_Work to be completed_
What is the count of lines in the records that include "subtitle"? Reply with that number alone.

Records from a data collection
%%

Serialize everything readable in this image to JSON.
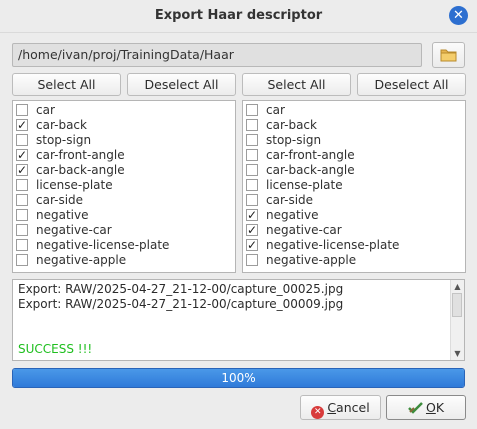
{
  "window": {
    "title": "Export Haar descriptor"
  },
  "path": {
    "value": "/home/ivan/proj/TrainingData/Haar"
  },
  "left_panel": {
    "select_all_label": "Select All",
    "deselect_all_label": "Deselect All",
    "items": [
      {
        "label": "car",
        "checked": false
      },
      {
        "label": "car-back",
        "checked": true
      },
      {
        "label": "stop-sign",
        "checked": false
      },
      {
        "label": "car-front-angle",
        "checked": true
      },
      {
        "label": "car-back-angle",
        "checked": true
      },
      {
        "label": "license-plate",
        "checked": false
      },
      {
        "label": "car-side",
        "checked": false
      },
      {
        "label": "negative",
        "checked": false
      },
      {
        "label": "negative-car",
        "checked": false
      },
      {
        "label": "negative-license-plate",
        "checked": false
      },
      {
        "label": "negative-apple",
        "checked": false
      }
    ]
  },
  "right_panel": {
    "select_all_label": "Select All",
    "deselect_all_label": "Deselect All",
    "items": [
      {
        "label": "car",
        "checked": false
      },
      {
        "label": "car-back",
        "checked": false
      },
      {
        "label": "stop-sign",
        "checked": false
      },
      {
        "label": "car-front-angle",
        "checked": false
      },
      {
        "label": "car-back-angle",
        "checked": false
      },
      {
        "label": "license-plate",
        "checked": false
      },
      {
        "label": "car-side",
        "checked": false
      },
      {
        "label": "negative",
        "checked": true
      },
      {
        "label": "negative-car",
        "checked": true
      },
      {
        "label": "negative-license-plate",
        "checked": true
      },
      {
        "label": "negative-apple",
        "checked": false
      }
    ]
  },
  "log": {
    "lines": [
      "Export: RAW/2025-04-27_21-12-00/capture_00025.jpg",
      "Export: RAW/2025-04-27_21-12-00/capture_00009.jpg"
    ],
    "status": "SUCCESS !!!",
    "status_color": "#1fbf1f"
  },
  "progress": {
    "value": 1.0,
    "label": "100%"
  },
  "buttons": {
    "cancel_first": "C",
    "cancel_rest": "ancel",
    "ok_first": "O",
    "ok_rest": "K"
  },
  "icons": {
    "close": "close-icon",
    "folder": "folder-icon",
    "cancel": "cancel-icon",
    "ok": "ok-icon"
  },
  "colors": {
    "accent": "#2d6fd0",
    "progress_fill": "#3b86df",
    "cancel_icon": "#d83b3b",
    "ok_icon": "#3d8c3d"
  }
}
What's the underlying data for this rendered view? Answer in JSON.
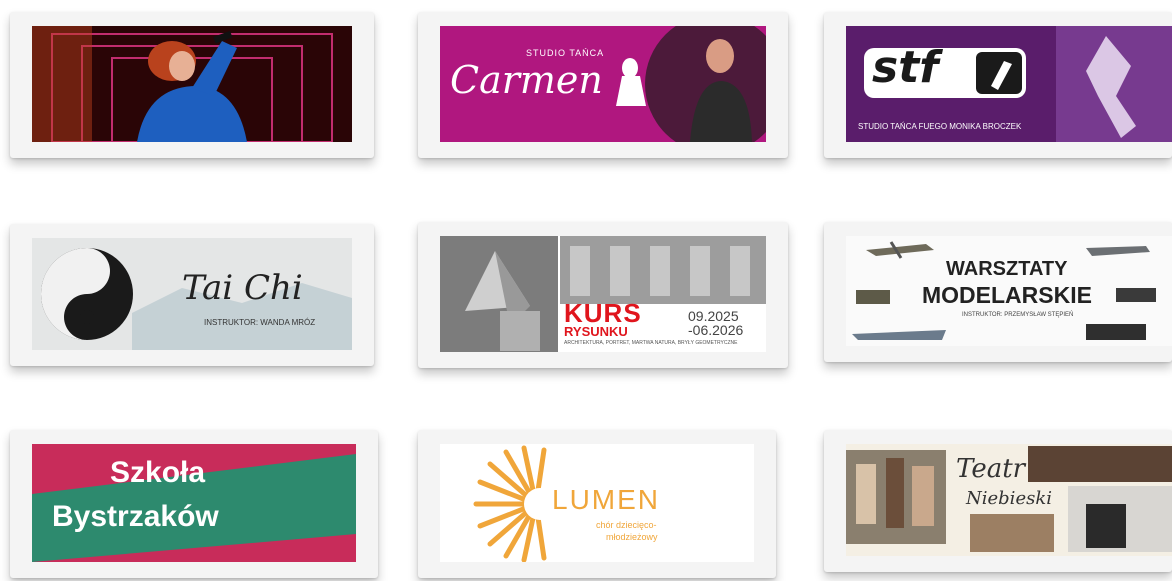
{
  "tiles": [
    {
      "id": "singing",
      "text": ""
    },
    {
      "id": "carmen",
      "subtitle": "STUDIO TAŃCA",
      "title": "Carmen"
    },
    {
      "id": "stf",
      "logo": "stf",
      "subtitle": "STUDIO TAŃCA FUEGO MONIKA BROCZEK"
    },
    {
      "id": "taichi",
      "title": "Tai Chi",
      "subtitle": "INSTRUKTOR: WANDA MRÓZ"
    },
    {
      "id": "kurs",
      "title1": "KURS",
      "title2": "RYSUNKU",
      "date1": "09.2025",
      "date2": "-06.2026",
      "footer": "ARCHITEKTURA, PORTRET, MARTWA NATURA, BRYŁY GEOMETRYCZNE"
    },
    {
      "id": "modelarskie",
      "title1": "WARSZTATY",
      "title2": "MODELARSKIE",
      "subtitle": "INSTRUKTOR: PRZEMYSŁAW STĘPIEŃ"
    },
    {
      "id": "bystrzakow",
      "title1": "Szkoła",
      "title2": "Bystrzaków"
    },
    {
      "id": "lumen",
      "title": "LUMEN",
      "sub1": "chór dziecięco-",
      "sub2": "młodzieżowy"
    },
    {
      "id": "teatr",
      "title1": "Teatr",
      "title2": "Niebieski"
    }
  ],
  "colors": {
    "carmen": "#b0177f",
    "stf": "#5a1d6b",
    "kursRed": "#e0151d",
    "lumen": "#f0a63a",
    "bystrzakPink": "#c82c5a",
    "bystrzakGreen": "#2d8a6e"
  }
}
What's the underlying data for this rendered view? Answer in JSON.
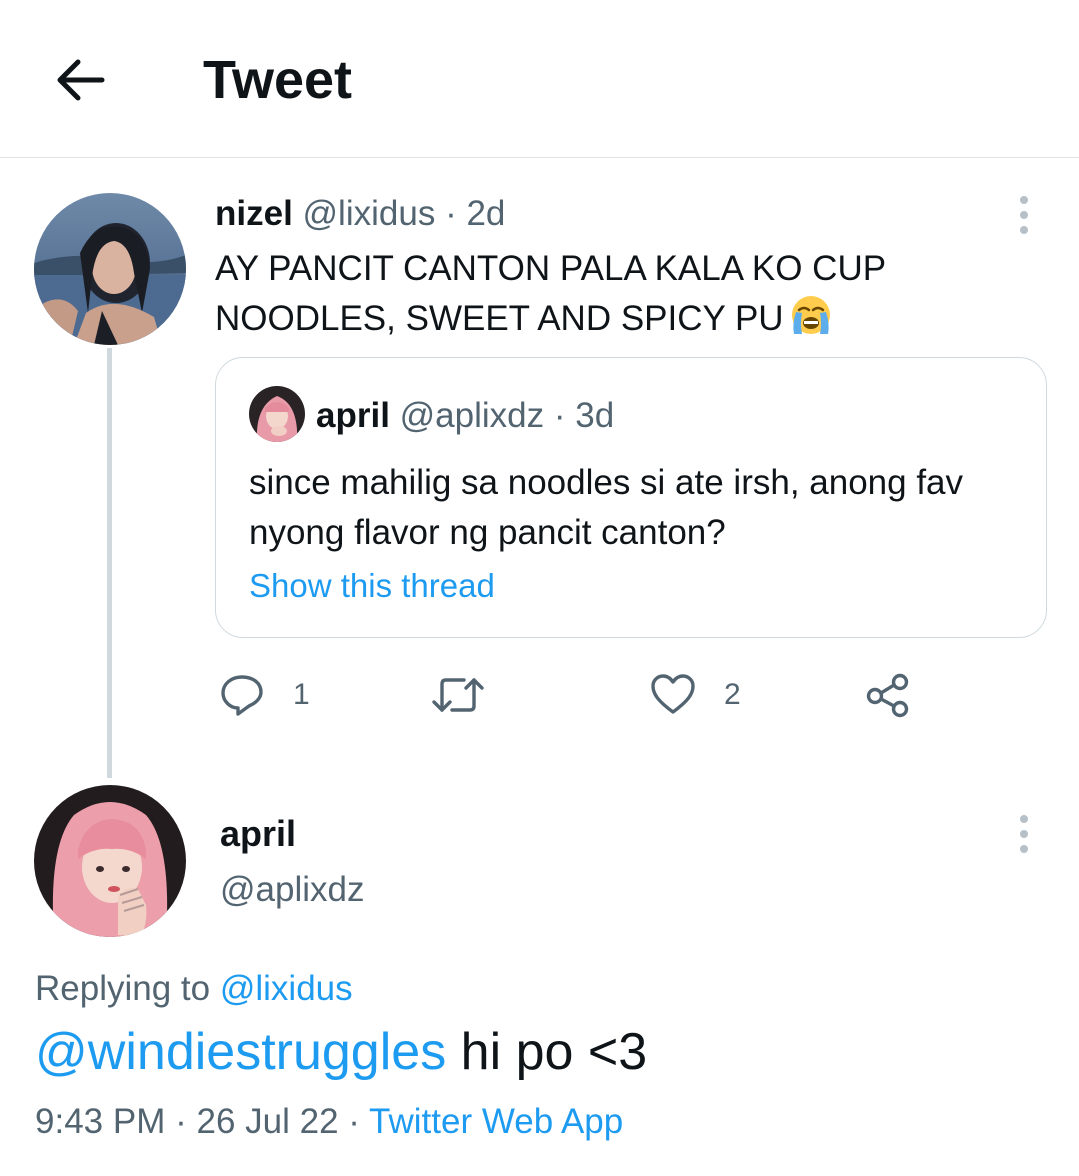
{
  "header": {
    "title": "Tweet",
    "back_icon": "arrow-left-icon"
  },
  "tweet": {
    "name": "nizel",
    "handle": "@lixidus",
    "separator": "·",
    "time": "2d",
    "text": "AY PANCIT CANTON PALA KALA KO CUP NOODLES, SWEET AND SPICY PU",
    "emoji": "loudly-crying-face-emoji",
    "quote": {
      "name": "april",
      "handle": "@aplixdz",
      "separator": "·",
      "time": "3d",
      "text": "since mahilig sa noodles si ate irsh, anong fav nyong flavor ng pancit canton?",
      "show_thread": "Show this thread"
    },
    "actions": {
      "reply_count": "1",
      "retweet_count": "",
      "like_count": "2"
    }
  },
  "reply": {
    "name": "april",
    "handle": "@aplixdz",
    "replying_prefix": "Replying to",
    "replying_to": "@lixidus",
    "mention": "@windiestruggles",
    "text": " hi po <3",
    "time": "9:43 PM",
    "date": "26 Jul 22",
    "separator": "·",
    "source": "Twitter Web App"
  },
  "colors": {
    "accent": "#1d9bf0",
    "muted": "#536471",
    "text": "#0f1419",
    "border": "#cfd9de"
  }
}
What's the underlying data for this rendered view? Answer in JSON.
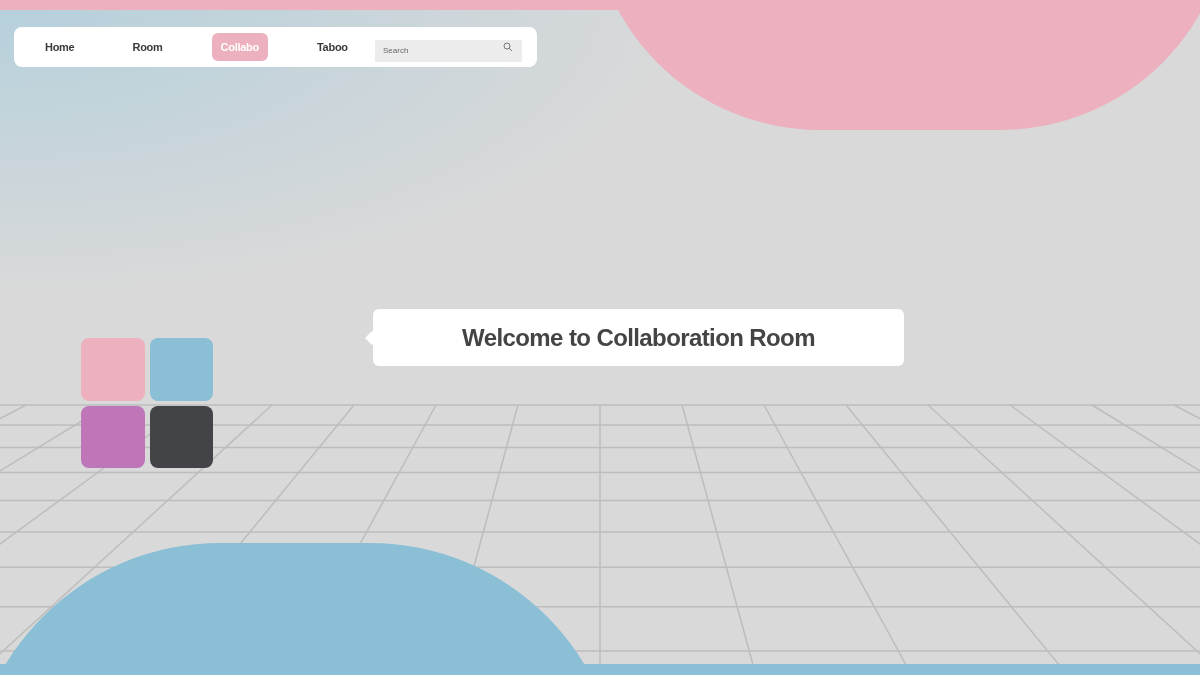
{
  "nav": {
    "items": [
      {
        "label": "Home",
        "selected": false
      },
      {
        "label": "Room",
        "selected": false
      },
      {
        "label": "Collabo",
        "selected": true
      },
      {
        "label": "Taboo",
        "selected": false
      }
    ],
    "search": {
      "placeholder": "Search"
    }
  },
  "welcome": {
    "message": "Welcome to Collaboration Room"
  },
  "tiles": [
    {
      "color": "#ecb0be"
    },
    {
      "color": "#8bbfd6"
    },
    {
      "color": "#bf76b9"
    },
    {
      "color": "#434447"
    }
  ]
}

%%

_Output of the exercise_
4